The problem
Quote every line of the material beneath this one.

Provided records
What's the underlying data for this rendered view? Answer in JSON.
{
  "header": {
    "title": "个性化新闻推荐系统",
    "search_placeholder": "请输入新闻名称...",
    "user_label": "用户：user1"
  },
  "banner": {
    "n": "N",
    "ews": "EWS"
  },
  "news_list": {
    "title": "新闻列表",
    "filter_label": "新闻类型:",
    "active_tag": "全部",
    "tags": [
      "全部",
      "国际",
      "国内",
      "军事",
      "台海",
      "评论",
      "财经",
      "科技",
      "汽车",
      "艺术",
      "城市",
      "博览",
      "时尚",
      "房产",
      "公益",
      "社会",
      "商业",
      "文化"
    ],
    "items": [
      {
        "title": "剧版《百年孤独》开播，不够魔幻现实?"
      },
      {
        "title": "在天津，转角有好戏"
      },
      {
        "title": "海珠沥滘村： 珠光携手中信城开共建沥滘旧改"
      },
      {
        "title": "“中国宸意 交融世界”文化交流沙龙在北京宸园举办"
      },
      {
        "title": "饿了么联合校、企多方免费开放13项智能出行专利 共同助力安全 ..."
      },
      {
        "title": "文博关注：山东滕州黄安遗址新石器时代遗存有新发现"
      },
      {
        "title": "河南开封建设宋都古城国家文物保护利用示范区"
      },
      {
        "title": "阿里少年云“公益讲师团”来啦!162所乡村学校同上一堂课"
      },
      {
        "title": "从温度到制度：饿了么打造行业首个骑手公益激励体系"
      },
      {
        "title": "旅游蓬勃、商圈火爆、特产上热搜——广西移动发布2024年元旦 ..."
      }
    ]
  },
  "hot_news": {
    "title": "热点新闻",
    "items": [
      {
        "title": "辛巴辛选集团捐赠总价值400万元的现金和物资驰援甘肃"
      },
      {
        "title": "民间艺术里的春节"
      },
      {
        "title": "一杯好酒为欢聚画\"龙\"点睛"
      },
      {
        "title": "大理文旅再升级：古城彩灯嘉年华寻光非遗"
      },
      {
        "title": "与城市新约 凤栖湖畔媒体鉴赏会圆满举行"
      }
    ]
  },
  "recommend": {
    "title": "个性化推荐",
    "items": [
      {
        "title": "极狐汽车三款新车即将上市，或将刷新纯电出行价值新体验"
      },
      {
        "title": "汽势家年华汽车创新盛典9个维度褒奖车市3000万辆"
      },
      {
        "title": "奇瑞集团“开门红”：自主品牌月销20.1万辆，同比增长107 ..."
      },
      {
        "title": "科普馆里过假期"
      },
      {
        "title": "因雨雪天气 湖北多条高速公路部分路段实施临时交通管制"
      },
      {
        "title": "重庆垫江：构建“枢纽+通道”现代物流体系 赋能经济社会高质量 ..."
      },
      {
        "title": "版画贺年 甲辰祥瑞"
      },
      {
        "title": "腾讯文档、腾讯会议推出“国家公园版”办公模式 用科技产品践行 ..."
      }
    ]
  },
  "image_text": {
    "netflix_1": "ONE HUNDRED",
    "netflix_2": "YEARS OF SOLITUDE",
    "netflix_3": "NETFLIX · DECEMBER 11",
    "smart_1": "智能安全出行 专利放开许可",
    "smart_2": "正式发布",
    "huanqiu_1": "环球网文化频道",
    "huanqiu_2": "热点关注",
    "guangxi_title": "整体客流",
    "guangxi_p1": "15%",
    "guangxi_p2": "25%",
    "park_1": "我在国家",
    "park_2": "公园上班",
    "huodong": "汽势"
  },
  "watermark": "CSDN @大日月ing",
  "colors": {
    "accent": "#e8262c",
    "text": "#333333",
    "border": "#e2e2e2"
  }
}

Task output
What's the underlying data for this rendered view? Answer in JSON.
{
  "header": {
    "title": "个性化新闻推荐系统",
    "search_placeholder": "请输入新闻名称...",
    "user_label": "用户：user1"
  },
  "banner": {
    "n": "N",
    "ews": "EWS"
  },
  "news_list": {
    "title": "新闻列表",
    "filter_label": "新闻类型:",
    "active_tag": "全部",
    "tags": [
      "全部",
      "国际",
      "国内",
      "军事",
      "台海",
      "评论",
      "财经",
      "科技",
      "汽车",
      "艺术",
      "城市",
      "博览",
      "时尚",
      "房产",
      "公益",
      "社会",
      "商业",
      "文化"
    ],
    "items": [
      {
        "title": "剧版《百年孤独》开播，不够魔幻现实?"
      },
      {
        "title": "在天津，转角有好戏"
      },
      {
        "title": "海珠沥滘村： 珠光携手中信城开共建沥滘旧改"
      },
      {
        "title": "“中国宸意 交融世界”文化交流沙龙在北京宸园举办"
      },
      {
        "title": "饿了么联合校、企多方免费开放13项智能出行专利 共同助力安全 ..."
      },
      {
        "title": "文博关注：山东滕州黄安遗址新石器时代遗存有新发现"
      },
      {
        "title": "河南开封建设宋都古城国家文物保护利用示范区"
      },
      {
        "title": "阿里少年云“公益讲师团”来啦!162所乡村学校同上一堂课"
      },
      {
        "title": "从温度到制度：饿了么打造行业首个骑手公益激励体系"
      },
      {
        "title": "旅游蓬勃、商圈火爆、特产上热搜——广西移动发布2024年元旦 ..."
      }
    ]
  },
  "hot_news": {
    "title": "热点新闻",
    "items": [
      {
        "title": "辛巴辛选集团捐赠总价值400万元的现金和物资驰援甘肃"
      },
      {
        "title": "民间艺术里的春节"
      },
      {
        "title": "一杯好酒为欢聚画\"龙\"点睛"
      },
      {
        "title": "大理文旅再升级：古城彩灯嘉年华寻光非遗"
      },
      {
        "title": "与城市新约 凤栖湖畔媒体鉴赏会圆满举行"
      }
    ]
  },
  "recommend": {
    "title": "个性化推荐",
    "items": [
      {
        "title": "极狐汽车三款新车即将上市，或将刷新纯电出行价值新体验"
      },
      {
        "title": "汽势家年华汽车创新盛典9个维度褒奖车市3000万辆"
      },
      {
        "title": "奇瑞集团“开门红”：自主品牌月销20.1万辆，同比增长107 ..."
      },
      {
        "title": "科普馆里过假期"
      },
      {
        "title": "因雨雪天气 湖北多条高速公路部分路段实施临时交通管制"
      },
      {
        "title": "重庆垫江：构建“枢纽+通道”现代物流体系 赋能经济社会高质量 ..."
      },
      {
        "title": "版画贺年 甲辰祥瑞"
      },
      {
        "title": "腾讯文档、腾讯会议推出“国家公园版”办公模式 用科技产品践行 ..."
      }
    ]
  },
  "image_text": {
    "netflix_1": "ONE HUNDRED",
    "netflix_2": "YEARS OF SOLITUDE",
    "netflix_3": "NETFLIX · DECEMBER 11",
    "smart_1": "智能安全出行 专利放开许可",
    "smart_2": "正式发布",
    "huanqiu_1": "环球网文化频道",
    "huanqiu_2": "热点关注",
    "guangxi_title": "整体客流",
    "guangxi_p1": "15%",
    "guangxi_p2": "25%",
    "park_1": "我在国家",
    "park_2": "公园上班",
    "huodong": "汽势"
  },
  "watermark": "CSDN @大日月ing",
  "colors": {
    "accent": "#e8262c",
    "text": "#333333",
    "border": "#e2e2e2"
  }
}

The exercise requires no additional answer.